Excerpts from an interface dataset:
************

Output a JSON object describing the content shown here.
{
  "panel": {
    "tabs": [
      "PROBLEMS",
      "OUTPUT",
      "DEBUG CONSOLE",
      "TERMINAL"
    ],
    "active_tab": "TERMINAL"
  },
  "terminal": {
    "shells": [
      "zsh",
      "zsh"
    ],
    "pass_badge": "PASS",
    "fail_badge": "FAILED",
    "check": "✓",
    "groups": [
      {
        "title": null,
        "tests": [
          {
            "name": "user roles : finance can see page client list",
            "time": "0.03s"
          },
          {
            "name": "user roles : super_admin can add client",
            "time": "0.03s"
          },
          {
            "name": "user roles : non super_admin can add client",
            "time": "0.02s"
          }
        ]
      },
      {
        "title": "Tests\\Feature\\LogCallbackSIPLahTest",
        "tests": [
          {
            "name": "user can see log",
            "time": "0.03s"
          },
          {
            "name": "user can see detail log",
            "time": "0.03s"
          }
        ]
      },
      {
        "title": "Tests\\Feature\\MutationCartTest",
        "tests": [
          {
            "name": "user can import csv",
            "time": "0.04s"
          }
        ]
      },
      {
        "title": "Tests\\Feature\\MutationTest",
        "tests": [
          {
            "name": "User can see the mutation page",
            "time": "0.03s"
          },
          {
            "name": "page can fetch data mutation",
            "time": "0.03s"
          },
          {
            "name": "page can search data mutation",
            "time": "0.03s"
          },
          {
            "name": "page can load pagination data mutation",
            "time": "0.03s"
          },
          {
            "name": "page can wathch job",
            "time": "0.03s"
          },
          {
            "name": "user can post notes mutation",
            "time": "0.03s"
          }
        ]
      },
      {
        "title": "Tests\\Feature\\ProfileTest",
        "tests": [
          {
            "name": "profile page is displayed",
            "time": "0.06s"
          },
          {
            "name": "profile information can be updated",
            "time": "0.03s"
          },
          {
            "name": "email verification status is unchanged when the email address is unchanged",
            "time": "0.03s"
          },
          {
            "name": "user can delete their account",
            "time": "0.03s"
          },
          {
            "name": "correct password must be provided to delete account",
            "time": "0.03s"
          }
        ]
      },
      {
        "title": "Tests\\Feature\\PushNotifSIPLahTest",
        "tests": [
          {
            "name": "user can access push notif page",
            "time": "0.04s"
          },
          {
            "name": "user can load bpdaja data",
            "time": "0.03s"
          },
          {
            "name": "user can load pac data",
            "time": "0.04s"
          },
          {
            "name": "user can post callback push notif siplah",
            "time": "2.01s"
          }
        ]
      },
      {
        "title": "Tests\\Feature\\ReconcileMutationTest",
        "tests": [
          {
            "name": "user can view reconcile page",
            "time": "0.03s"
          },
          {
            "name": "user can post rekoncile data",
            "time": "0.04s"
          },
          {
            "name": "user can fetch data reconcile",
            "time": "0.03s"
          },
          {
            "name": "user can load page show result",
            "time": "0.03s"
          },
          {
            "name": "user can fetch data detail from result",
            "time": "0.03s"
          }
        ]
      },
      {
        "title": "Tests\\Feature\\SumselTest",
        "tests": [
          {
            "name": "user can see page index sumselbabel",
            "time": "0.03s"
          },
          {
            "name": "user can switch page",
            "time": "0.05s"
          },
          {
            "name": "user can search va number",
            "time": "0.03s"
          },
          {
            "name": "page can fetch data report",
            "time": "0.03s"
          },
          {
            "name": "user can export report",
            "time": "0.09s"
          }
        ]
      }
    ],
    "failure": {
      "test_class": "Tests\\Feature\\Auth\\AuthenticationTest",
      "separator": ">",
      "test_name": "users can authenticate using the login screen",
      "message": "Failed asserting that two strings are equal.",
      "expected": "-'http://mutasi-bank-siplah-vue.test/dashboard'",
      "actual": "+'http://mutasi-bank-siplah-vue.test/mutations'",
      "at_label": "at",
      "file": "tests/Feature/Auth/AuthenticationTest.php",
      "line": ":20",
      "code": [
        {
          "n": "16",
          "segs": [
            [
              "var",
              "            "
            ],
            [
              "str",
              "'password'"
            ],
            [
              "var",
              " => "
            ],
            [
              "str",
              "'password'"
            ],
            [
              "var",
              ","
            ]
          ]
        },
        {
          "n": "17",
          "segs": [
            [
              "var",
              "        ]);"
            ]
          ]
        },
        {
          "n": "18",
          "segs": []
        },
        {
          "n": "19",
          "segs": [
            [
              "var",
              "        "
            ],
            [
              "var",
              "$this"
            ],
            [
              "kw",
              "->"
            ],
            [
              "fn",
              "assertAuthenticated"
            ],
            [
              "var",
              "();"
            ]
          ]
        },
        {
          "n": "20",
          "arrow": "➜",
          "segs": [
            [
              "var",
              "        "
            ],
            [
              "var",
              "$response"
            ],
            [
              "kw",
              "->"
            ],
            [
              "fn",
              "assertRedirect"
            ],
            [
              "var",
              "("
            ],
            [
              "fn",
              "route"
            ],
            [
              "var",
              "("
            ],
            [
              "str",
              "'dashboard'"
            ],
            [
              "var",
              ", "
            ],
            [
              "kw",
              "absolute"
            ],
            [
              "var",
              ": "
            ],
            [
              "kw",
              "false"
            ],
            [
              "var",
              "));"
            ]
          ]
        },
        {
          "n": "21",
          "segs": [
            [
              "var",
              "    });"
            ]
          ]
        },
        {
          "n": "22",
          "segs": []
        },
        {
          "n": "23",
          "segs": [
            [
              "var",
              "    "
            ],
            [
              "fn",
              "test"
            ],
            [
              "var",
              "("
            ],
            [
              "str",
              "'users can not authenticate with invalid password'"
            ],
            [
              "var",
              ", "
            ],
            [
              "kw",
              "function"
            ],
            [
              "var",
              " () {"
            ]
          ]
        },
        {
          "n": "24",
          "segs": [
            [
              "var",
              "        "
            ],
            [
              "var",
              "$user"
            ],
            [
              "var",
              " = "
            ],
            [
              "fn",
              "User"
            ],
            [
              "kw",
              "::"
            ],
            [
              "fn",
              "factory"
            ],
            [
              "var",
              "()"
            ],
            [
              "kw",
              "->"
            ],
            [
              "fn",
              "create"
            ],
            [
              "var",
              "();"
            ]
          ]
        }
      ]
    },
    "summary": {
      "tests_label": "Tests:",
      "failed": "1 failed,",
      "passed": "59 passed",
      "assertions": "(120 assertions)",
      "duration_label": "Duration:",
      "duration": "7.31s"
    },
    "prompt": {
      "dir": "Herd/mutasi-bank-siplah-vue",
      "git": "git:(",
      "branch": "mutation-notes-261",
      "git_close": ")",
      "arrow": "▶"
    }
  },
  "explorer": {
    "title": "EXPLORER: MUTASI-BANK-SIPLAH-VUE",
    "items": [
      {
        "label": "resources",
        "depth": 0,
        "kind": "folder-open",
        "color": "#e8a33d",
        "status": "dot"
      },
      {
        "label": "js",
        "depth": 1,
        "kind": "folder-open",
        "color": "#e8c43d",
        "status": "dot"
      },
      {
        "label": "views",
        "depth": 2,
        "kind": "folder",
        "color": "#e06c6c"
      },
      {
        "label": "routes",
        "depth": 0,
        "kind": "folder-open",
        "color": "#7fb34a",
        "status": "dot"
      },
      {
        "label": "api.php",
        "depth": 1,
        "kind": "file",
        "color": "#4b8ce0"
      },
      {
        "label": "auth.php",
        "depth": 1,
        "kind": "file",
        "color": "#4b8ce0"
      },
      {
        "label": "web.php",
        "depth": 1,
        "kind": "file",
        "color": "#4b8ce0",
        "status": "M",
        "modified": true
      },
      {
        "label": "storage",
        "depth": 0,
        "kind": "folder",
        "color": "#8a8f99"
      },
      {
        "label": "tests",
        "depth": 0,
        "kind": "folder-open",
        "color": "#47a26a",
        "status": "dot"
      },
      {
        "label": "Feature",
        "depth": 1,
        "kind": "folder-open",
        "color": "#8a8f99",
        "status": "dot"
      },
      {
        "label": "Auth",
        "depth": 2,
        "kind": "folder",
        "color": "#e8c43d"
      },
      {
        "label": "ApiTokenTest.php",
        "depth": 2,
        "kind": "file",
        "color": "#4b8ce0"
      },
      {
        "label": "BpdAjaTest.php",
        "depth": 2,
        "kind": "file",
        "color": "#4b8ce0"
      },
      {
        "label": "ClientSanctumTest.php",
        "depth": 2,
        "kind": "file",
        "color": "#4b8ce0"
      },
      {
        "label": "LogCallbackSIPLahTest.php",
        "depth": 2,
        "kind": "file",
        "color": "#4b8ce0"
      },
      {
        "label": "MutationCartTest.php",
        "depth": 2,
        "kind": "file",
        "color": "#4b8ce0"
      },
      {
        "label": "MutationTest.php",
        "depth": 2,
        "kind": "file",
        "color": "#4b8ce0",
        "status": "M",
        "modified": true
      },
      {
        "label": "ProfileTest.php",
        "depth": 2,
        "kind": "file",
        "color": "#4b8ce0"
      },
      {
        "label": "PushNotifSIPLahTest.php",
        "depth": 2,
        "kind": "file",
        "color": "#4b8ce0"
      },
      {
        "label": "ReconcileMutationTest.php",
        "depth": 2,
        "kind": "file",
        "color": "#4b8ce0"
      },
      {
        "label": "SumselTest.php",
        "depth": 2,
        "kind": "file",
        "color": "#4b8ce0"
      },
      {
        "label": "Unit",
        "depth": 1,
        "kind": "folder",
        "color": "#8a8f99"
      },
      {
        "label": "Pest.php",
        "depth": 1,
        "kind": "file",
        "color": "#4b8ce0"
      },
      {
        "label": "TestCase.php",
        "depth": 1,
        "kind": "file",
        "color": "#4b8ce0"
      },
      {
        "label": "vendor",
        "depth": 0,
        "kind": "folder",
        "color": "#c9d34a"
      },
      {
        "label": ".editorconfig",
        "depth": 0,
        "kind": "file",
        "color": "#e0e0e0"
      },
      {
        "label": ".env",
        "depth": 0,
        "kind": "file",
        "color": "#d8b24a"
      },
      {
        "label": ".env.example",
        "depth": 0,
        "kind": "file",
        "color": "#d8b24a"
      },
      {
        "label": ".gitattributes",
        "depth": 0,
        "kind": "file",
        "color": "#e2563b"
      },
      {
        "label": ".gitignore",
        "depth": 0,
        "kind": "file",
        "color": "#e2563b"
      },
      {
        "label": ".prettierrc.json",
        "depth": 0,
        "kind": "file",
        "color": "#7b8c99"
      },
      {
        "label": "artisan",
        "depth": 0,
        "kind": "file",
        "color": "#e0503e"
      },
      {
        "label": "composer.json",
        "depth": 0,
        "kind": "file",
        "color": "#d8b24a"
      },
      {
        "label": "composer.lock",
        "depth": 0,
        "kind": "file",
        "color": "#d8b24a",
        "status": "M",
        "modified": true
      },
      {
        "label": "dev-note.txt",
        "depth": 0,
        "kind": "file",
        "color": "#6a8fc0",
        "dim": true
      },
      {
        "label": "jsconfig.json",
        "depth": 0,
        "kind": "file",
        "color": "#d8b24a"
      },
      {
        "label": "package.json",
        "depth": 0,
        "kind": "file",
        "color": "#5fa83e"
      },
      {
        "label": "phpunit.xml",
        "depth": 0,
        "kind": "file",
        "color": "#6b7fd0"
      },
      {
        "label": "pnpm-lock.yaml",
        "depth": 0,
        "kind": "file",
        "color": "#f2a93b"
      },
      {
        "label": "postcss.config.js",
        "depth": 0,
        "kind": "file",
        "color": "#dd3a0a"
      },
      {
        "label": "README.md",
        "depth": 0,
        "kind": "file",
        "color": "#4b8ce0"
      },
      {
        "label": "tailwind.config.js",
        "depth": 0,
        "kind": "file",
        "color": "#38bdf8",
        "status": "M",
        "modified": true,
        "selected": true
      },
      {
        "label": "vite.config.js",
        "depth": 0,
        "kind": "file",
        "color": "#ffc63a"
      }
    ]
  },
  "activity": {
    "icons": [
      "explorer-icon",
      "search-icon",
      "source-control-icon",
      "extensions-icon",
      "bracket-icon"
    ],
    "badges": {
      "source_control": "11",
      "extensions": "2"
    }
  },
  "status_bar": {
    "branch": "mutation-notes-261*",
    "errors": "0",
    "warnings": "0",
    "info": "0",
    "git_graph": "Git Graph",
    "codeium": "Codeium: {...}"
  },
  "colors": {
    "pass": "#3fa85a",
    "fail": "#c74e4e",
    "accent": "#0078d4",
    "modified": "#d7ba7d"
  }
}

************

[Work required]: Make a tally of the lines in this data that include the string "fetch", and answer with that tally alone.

[Task answer]: 4